_SOURCE DATA_.
━━━━━━

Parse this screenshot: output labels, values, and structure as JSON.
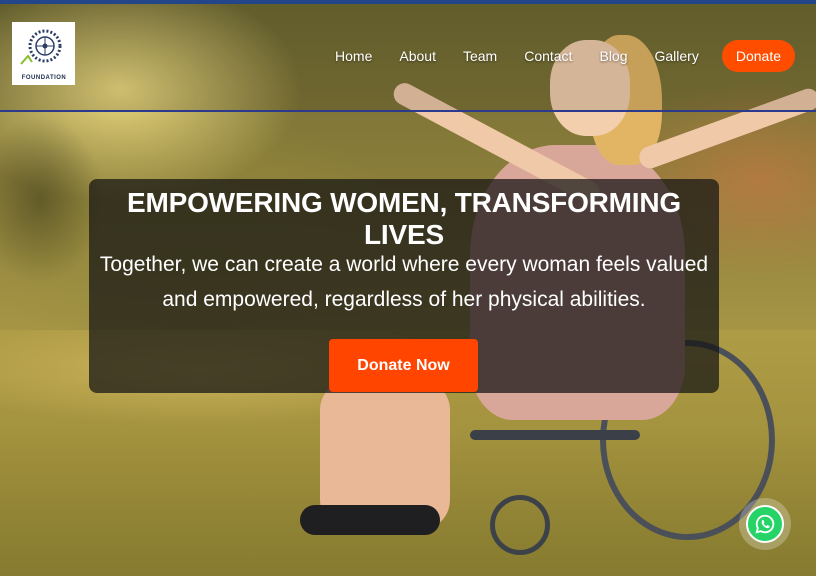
{
  "logo": {
    "alt_name": "The Wheels Foundation",
    "text": "FOUNDATION",
    "icon": "wheel-logo-icon"
  },
  "nav": {
    "items": [
      {
        "label": "Home"
      },
      {
        "label": "About"
      },
      {
        "label": "Team"
      },
      {
        "label": "Contact"
      },
      {
        "label": "Blog"
      },
      {
        "label": "Gallery"
      }
    ],
    "donate_label": "Donate"
  },
  "hero": {
    "title": "EMPOWERING WOMEN, TRANSFORMING LIVES",
    "subtitle_line1": "Together, we can create a world where every woman feels valued",
    "subtitle_line2": "and empowered, regardless of her physical abilities.",
    "cta_label": "Donate Now"
  },
  "floating": {
    "icon": "whatsapp-icon"
  },
  "colors": {
    "accent": "#ff4500",
    "top_bar": "#23458a",
    "whatsapp": "#25d366"
  }
}
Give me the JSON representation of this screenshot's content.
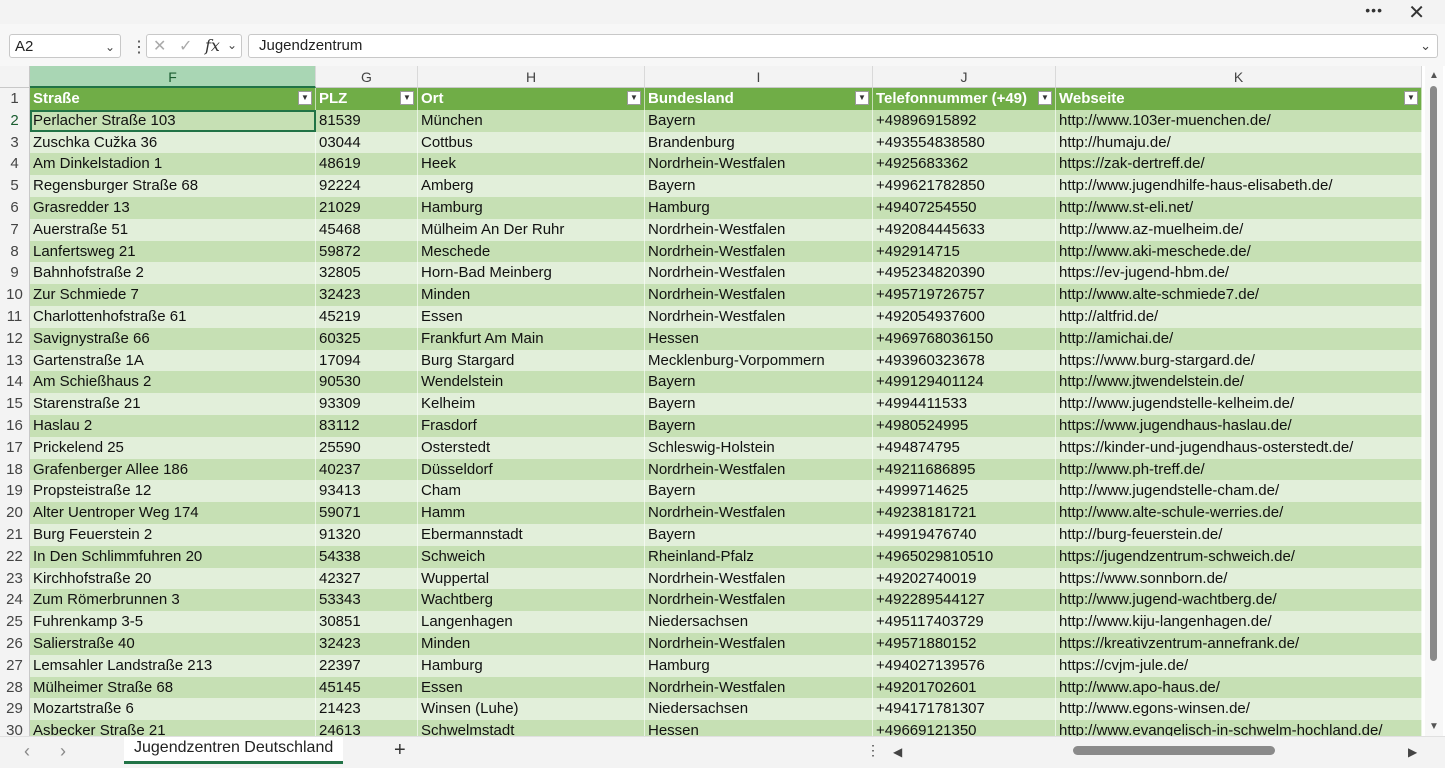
{
  "window": {
    "more_label": "•••",
    "close_label": "✕"
  },
  "formula_bar": {
    "name_box": "A2",
    "cancel_icon": "✕",
    "enter_icon": "✓",
    "fx_label": "fx",
    "formula_value": "Jugendzentrum"
  },
  "columns": [
    "F",
    "G",
    "H",
    "I",
    "J",
    "K"
  ],
  "selected_column": "F",
  "headers": [
    "Straße",
    "PLZ",
    "Ort",
    "Bundesland",
    "Telefonnummer (+49)",
    "Webseite"
  ],
  "rows": [
    {
      "n": "2",
      "cells": [
        "Perlacher Straße 103",
        "81539",
        "München",
        "Bayern",
        "+49896915892",
        "http://www.103er-muenchen.de/"
      ]
    },
    {
      "n": "3",
      "cells": [
        "Zuschka Cužka 36",
        "03044",
        "Cottbus",
        "Brandenburg",
        "+493554838580",
        "http://humaju.de/"
      ]
    },
    {
      "n": "4",
      "cells": [
        "Am Dinkelstadion 1",
        "48619",
        "Heek",
        "Nordrhein-Westfalen",
        "+4925683362",
        "https://zak-dertreff.de/"
      ]
    },
    {
      "n": "5",
      "cells": [
        "Regensburger Straße 68",
        "92224",
        "Amberg",
        "Bayern",
        "+499621782850",
        "http://www.jugendhilfe-haus-elisabeth.de/"
      ]
    },
    {
      "n": "6",
      "cells": [
        "Grasredder 13",
        "21029",
        "Hamburg",
        "Hamburg",
        "+49407254550",
        "http://www.st-eli.net/"
      ]
    },
    {
      "n": "7",
      "cells": [
        "Auerstraße 51",
        "45468",
        "Mülheim An Der Ruhr",
        "Nordrhein-Westfalen",
        "+492084445633",
        "http://www.az-muelheim.de/"
      ]
    },
    {
      "n": "8",
      "cells": [
        "Lanfertsweg 21",
        "59872",
        "Meschede",
        "Nordrhein-Westfalen",
        "+492914715",
        "http://www.aki-meschede.de/"
      ]
    },
    {
      "n": "9",
      "cells": [
        "Bahnhofstraße 2",
        "32805",
        "Horn-Bad Meinberg",
        "Nordrhein-Westfalen",
        "+495234820390",
        "https://ev-jugend-hbm.de/"
      ]
    },
    {
      "n": "10",
      "cells": [
        "Zur Schmiede 7",
        "32423",
        "Minden",
        "Nordrhein-Westfalen",
        "+495719726757",
        "http://www.alte-schmiede7.de/"
      ]
    },
    {
      "n": "11",
      "cells": [
        "Charlottenhofstraße 61",
        "45219",
        "Essen",
        "Nordrhein-Westfalen",
        "+492054937600",
        "http://altfrid.de/"
      ]
    },
    {
      "n": "12",
      "cells": [
        "Savignystraße 66",
        "60325",
        "Frankfurt Am Main",
        "Hessen",
        "+4969768036150",
        "http://amichai.de/"
      ]
    },
    {
      "n": "13",
      "cells": [
        "Gartenstraße 1A",
        "17094",
        "Burg Stargard",
        "Mecklenburg-Vorpommern",
        "+493960323678",
        "https://www.burg-stargard.de/"
      ]
    },
    {
      "n": "14",
      "cells": [
        "Am Schießhaus 2",
        "90530",
        "Wendelstein",
        "Bayern",
        "+499129401124",
        "http://www.jtwendelstein.de/"
      ]
    },
    {
      "n": "15",
      "cells": [
        "Starenstraße 21",
        "93309",
        "Kelheim",
        "Bayern",
        "+4994411533",
        "http://www.jugendstelle-kelheim.de/"
      ]
    },
    {
      "n": "16",
      "cells": [
        "Haslau 2",
        "83112",
        "Frasdorf",
        "Bayern",
        "+4980524995",
        "https://www.jugendhaus-haslau.de/"
      ]
    },
    {
      "n": "17",
      "cells": [
        "Prickelend 25",
        "25590",
        "Osterstedt",
        "Schleswig-Holstein",
        "+494874795",
        "https://kinder-und-jugendhaus-osterstedt.de/"
      ]
    },
    {
      "n": "18",
      "cells": [
        "Grafenberger Allee 186",
        "40237",
        "Düsseldorf",
        "Nordrhein-Westfalen",
        "+49211686895",
        "http://www.ph-treff.de/"
      ]
    },
    {
      "n": "19",
      "cells": [
        "Propsteistraße 12",
        "93413",
        "Cham",
        "Bayern",
        "+4999714625",
        "http://www.jugendstelle-cham.de/"
      ]
    },
    {
      "n": "20",
      "cells": [
        "Alter Uentroper Weg 174",
        "59071",
        "Hamm",
        "Nordrhein-Westfalen",
        "+49238181721",
        "http://www.alte-schule-werries.de/"
      ]
    },
    {
      "n": "21",
      "cells": [
        "Burg Feuerstein 2",
        "91320",
        "Ebermannstadt",
        "Bayern",
        "+49919476740",
        "http://burg-feuerstein.de/"
      ]
    },
    {
      "n": "22",
      "cells": [
        "In Den Schlimmfuhren 20",
        "54338",
        "Schweich",
        "Rheinland-Pfalz",
        "+4965029810510",
        "https://jugendzentrum-schweich.de/"
      ]
    },
    {
      "n": "23",
      "cells": [
        "Kirchhofstraße 20",
        "42327",
        "Wuppertal",
        "Nordrhein-Westfalen",
        "+49202740019",
        "https://www.sonnborn.de/"
      ]
    },
    {
      "n": "24",
      "cells": [
        "Zum Römerbrunnen 3",
        "53343",
        "Wachtberg",
        "Nordrhein-Westfalen",
        "+492289544127",
        "http://www.jugend-wachtberg.de/"
      ]
    },
    {
      "n": "25",
      "cells": [
        "Fuhrenkamp 3-5",
        "30851",
        "Langenhagen",
        "Niedersachsen",
        "+495117403729",
        "http://www.kiju-langenhagen.de/"
      ]
    },
    {
      "n": "26",
      "cells": [
        "Salierstraße 40",
        "32423",
        "Minden",
        "Nordrhein-Westfalen",
        "+49571880152",
        "https://kreativzentrum-annefrank.de/"
      ]
    },
    {
      "n": "27",
      "cells": [
        "Lemsahler Landstraße 213",
        "22397",
        "Hamburg",
        "Hamburg",
        "+494027139576",
        "https://cvjm-jule.de/"
      ]
    },
    {
      "n": "28",
      "cells": [
        "Mülheimer Straße 68",
        "45145",
        "Essen",
        "Nordrhein-Westfalen",
        "+49201702601",
        "http://www.apo-haus.de/"
      ]
    },
    {
      "n": "29",
      "cells": [
        "Mozartstraße 6",
        "21423",
        "Winsen (Luhe)",
        "Niedersachsen",
        "+494171781307",
        "http://www.egons-winsen.de/"
      ]
    },
    {
      "n": "30",
      "cells": [
        "Asbecker Straße 21",
        "24613",
        "Schwelmstadt",
        "Hessen",
        "+49669121350",
        "http://www.evangelisch-in-schwelm-hochland.de/"
      ]
    }
  ],
  "sheet_tab": "Jugendzentren Deutschland",
  "add_sheet_label": "+",
  "colors": {
    "header_green": "#70ad47",
    "band_dark": "#c6e0b4",
    "band_light": "#e2efda",
    "accent": "#217346"
  }
}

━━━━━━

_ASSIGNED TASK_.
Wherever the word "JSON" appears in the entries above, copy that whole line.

_REPLY TO THE EXERCISE_.
Parse this screenshot: output labels, values, and structure as JSON.
Give me the JSON representation of this screenshot's content.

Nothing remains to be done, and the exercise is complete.